In the examples listed above, the passive voice versions are not especially long-winded, yet if you re-examine them you will notice that they feature more words than their respective active versions. This is of great relevance to you as science writers because it is very important that you always try to communicate things as concisely as possible. When you start to write more complex sentences, the difference in word count can be significant when you compare the active and passive voice versions, and this is important in a setting in which waffly, vague statements are always your enemy.

Along with a lack of conciseness, ambiguity (being vague) is the other unwanted attribute that comes with the use of passive voice sentences. For example, consider the following active and passive versions of a sentence that might appear in the methods section of your lab report:


3A: Professor Roberts kept the mice in their cages for three weeks. He then released them into the wild and recaptured them three weeks later.


3P: The mice used in this experiment were kept in their cages for three weeks before they were released and then recaptured after they had spent three weeks in the wild.


Note firstly that the active voice version features 24 words in comparison to the 30 in the passive one, yet, importantly, the active version explains exactly what happened and who did what, whereas the passive one leaves these specific details out.


But, sometimes you should use the passive voice…

You might be developing the impression that using the active voice is always preferable, but this is not the case. Using the active voice is generally preferable because it tends to help you write more concise sentences and makes use of stronger verb forms. However, using the passive voice is acceptable in many situations, and is actually preferable when:

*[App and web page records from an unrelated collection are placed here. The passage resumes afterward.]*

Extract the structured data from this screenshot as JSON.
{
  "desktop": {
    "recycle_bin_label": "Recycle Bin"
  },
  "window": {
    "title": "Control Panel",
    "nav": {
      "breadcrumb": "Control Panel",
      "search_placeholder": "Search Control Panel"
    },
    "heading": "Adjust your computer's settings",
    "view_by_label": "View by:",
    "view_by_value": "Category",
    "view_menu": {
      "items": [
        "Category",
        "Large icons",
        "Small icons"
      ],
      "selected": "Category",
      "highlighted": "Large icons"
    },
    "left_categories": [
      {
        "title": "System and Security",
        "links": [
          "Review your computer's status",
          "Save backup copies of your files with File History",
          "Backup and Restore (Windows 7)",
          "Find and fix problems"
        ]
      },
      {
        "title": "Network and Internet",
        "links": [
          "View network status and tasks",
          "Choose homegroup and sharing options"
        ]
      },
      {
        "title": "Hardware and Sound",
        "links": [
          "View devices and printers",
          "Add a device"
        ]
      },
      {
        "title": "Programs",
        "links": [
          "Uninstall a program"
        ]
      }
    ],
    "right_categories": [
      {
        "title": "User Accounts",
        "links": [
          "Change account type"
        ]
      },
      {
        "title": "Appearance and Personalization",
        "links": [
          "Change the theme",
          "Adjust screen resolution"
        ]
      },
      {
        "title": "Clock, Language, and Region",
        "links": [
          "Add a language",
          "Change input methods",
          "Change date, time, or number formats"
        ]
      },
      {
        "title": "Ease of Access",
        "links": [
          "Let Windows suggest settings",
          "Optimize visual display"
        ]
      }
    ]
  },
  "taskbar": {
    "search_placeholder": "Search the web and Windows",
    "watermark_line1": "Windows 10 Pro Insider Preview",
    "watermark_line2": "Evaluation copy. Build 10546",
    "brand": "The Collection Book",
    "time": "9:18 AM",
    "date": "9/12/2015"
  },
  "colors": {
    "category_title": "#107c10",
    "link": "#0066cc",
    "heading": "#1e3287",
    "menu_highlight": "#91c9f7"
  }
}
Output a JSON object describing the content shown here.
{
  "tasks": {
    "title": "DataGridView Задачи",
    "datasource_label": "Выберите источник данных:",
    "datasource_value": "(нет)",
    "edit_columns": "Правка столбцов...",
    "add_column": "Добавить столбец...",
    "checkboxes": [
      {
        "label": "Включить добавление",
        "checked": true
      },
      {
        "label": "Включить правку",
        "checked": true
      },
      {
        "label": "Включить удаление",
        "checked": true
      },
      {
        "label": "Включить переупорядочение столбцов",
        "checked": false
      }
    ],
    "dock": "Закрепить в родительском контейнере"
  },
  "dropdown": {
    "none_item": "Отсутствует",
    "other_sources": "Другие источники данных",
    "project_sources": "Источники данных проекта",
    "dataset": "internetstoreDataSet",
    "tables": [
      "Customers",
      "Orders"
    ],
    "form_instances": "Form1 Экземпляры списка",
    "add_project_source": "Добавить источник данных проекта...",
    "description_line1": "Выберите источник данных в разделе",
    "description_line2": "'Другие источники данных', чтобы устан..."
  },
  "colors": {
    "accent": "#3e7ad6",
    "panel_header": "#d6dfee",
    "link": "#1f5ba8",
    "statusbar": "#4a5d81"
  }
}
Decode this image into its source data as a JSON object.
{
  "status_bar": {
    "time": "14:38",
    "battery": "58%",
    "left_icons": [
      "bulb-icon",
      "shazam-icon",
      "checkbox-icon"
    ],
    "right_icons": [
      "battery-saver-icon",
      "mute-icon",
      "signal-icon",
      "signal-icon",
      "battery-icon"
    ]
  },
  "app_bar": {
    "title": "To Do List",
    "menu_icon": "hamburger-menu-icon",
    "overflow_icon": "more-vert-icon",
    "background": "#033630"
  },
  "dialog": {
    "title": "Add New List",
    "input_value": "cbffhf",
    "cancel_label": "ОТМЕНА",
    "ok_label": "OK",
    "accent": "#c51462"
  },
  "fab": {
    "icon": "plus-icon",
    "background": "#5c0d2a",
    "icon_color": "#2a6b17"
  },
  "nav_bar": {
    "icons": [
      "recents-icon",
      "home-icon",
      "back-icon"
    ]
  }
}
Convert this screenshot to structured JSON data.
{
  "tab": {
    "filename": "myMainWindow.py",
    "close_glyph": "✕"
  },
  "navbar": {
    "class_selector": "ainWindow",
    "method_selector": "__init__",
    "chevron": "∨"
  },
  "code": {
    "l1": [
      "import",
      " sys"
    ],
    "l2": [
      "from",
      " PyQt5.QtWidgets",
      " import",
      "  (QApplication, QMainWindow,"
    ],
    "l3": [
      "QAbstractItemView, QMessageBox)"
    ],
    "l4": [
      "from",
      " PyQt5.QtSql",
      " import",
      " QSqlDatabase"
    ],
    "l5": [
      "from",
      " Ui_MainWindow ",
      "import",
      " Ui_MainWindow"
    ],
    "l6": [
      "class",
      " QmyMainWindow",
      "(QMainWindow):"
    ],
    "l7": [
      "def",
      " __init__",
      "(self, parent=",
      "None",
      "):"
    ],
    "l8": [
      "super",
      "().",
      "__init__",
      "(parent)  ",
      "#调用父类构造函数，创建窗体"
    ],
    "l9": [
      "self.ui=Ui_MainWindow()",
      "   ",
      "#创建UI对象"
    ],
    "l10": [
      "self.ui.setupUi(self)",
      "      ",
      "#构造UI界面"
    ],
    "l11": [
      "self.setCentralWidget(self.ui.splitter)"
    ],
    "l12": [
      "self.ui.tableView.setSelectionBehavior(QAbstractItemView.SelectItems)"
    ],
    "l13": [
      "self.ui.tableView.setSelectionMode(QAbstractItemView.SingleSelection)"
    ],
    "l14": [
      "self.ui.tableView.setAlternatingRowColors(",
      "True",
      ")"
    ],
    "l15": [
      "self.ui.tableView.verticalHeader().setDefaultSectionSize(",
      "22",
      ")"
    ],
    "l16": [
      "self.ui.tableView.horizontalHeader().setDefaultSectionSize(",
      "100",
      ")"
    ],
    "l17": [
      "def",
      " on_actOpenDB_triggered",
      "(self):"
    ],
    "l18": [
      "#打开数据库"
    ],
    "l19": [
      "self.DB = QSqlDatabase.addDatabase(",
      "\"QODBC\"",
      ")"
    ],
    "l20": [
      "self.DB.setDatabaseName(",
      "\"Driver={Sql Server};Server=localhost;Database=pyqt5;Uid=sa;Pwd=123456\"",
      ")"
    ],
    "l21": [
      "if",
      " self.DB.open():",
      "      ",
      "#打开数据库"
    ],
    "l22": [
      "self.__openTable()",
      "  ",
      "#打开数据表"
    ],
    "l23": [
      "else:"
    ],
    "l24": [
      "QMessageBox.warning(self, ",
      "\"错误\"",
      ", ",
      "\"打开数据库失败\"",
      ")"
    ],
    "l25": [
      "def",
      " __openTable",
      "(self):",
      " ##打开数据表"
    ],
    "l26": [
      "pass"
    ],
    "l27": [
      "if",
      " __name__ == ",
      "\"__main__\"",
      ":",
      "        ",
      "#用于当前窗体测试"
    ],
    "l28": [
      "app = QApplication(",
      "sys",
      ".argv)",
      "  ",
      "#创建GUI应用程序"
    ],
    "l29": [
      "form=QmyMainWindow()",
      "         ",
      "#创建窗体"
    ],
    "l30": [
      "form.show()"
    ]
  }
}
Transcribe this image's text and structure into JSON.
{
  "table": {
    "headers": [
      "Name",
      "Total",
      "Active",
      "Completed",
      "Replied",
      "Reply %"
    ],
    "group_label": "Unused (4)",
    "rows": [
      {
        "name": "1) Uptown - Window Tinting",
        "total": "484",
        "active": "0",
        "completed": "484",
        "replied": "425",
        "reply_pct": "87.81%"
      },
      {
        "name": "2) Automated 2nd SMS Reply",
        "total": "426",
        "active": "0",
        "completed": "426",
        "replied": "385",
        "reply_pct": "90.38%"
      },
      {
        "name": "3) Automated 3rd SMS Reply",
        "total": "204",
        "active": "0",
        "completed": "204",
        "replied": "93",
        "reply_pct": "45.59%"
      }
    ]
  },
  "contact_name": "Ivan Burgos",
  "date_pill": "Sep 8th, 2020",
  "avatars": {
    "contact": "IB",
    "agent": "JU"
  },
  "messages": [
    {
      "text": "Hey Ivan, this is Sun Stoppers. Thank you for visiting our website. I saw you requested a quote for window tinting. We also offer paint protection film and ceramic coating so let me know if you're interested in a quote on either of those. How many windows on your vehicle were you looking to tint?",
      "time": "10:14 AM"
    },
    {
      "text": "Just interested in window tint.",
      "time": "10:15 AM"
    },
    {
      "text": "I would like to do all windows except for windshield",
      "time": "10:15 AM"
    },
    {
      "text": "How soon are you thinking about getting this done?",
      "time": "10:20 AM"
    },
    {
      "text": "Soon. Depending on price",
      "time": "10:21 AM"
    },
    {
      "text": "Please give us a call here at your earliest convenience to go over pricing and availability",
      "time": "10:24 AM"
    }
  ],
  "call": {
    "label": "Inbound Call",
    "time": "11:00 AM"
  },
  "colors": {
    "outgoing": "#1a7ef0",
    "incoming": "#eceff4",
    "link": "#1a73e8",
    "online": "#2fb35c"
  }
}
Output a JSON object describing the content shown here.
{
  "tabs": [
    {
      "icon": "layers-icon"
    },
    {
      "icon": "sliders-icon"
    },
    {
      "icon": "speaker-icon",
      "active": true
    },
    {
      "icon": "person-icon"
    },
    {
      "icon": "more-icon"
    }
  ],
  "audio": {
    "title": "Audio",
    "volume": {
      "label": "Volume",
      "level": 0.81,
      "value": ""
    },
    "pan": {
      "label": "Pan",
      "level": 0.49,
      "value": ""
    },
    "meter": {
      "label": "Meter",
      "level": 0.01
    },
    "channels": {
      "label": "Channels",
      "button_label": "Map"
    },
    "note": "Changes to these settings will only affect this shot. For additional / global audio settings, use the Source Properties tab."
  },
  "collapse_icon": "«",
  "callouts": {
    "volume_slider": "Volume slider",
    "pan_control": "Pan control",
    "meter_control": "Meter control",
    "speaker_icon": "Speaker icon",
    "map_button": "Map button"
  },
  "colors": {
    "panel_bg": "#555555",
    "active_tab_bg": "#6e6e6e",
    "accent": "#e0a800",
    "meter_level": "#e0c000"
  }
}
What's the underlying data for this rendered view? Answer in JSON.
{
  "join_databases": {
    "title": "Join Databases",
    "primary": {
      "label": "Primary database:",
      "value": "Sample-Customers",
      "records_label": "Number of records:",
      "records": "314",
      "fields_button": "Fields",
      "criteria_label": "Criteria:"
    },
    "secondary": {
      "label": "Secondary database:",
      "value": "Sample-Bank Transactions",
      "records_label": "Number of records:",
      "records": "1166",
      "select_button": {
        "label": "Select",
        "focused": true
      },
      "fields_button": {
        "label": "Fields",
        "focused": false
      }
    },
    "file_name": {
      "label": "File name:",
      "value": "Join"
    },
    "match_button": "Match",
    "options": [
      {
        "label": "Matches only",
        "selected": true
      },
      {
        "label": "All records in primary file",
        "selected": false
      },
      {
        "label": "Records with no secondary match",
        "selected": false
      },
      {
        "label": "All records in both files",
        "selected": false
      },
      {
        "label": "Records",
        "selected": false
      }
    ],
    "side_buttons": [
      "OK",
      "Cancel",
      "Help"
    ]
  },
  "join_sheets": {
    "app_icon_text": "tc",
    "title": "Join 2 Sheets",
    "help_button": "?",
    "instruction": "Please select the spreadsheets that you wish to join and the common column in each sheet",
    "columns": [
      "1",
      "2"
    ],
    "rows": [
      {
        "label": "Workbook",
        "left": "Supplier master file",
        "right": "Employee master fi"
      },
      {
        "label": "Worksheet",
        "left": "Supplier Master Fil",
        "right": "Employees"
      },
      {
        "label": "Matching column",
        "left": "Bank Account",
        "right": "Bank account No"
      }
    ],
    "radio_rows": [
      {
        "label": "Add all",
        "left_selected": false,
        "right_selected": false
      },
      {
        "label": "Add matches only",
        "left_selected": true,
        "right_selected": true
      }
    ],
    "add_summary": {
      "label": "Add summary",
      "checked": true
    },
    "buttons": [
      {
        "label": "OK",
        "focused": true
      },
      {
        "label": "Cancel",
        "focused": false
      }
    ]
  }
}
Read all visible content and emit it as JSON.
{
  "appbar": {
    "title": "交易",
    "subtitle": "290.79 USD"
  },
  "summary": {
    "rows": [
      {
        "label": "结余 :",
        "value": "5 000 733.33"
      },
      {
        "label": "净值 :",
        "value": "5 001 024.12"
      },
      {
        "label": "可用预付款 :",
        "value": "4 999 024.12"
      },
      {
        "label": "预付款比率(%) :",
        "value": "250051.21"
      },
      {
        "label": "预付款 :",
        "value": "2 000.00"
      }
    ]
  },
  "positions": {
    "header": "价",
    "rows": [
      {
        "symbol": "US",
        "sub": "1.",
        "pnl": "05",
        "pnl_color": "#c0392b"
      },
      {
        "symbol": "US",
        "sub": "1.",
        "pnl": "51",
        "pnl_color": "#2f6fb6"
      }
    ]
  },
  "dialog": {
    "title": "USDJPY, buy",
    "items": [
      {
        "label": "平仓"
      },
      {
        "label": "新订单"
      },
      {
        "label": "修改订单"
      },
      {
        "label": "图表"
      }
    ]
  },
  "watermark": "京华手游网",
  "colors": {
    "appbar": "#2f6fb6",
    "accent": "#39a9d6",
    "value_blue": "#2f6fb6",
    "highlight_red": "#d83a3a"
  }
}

1) You want to be purposefully vague.

For example: ‘The study was compromised due to a methodological error,’ rather than ‘Mike made an error, which compromised the study.’


2) You don’t know the identity of the ‘doer’.

For example: ‘The cave paintings were made over 5,000 years ago,’ rather than ‘Someone made the cave paintings over 5,000 years ago.’


3) The ‘doer’ is not important.

For example: ‘An experimental traffic system will be trialled in British Columbia,’ rather than ‘RoadCorps will trial an experimental traffic system in British Columbia.’


4) You are referring to a general truth.

For example: ‘Rules were made to be broken,’ rather than ‘The person who made these rules made them to be broken.’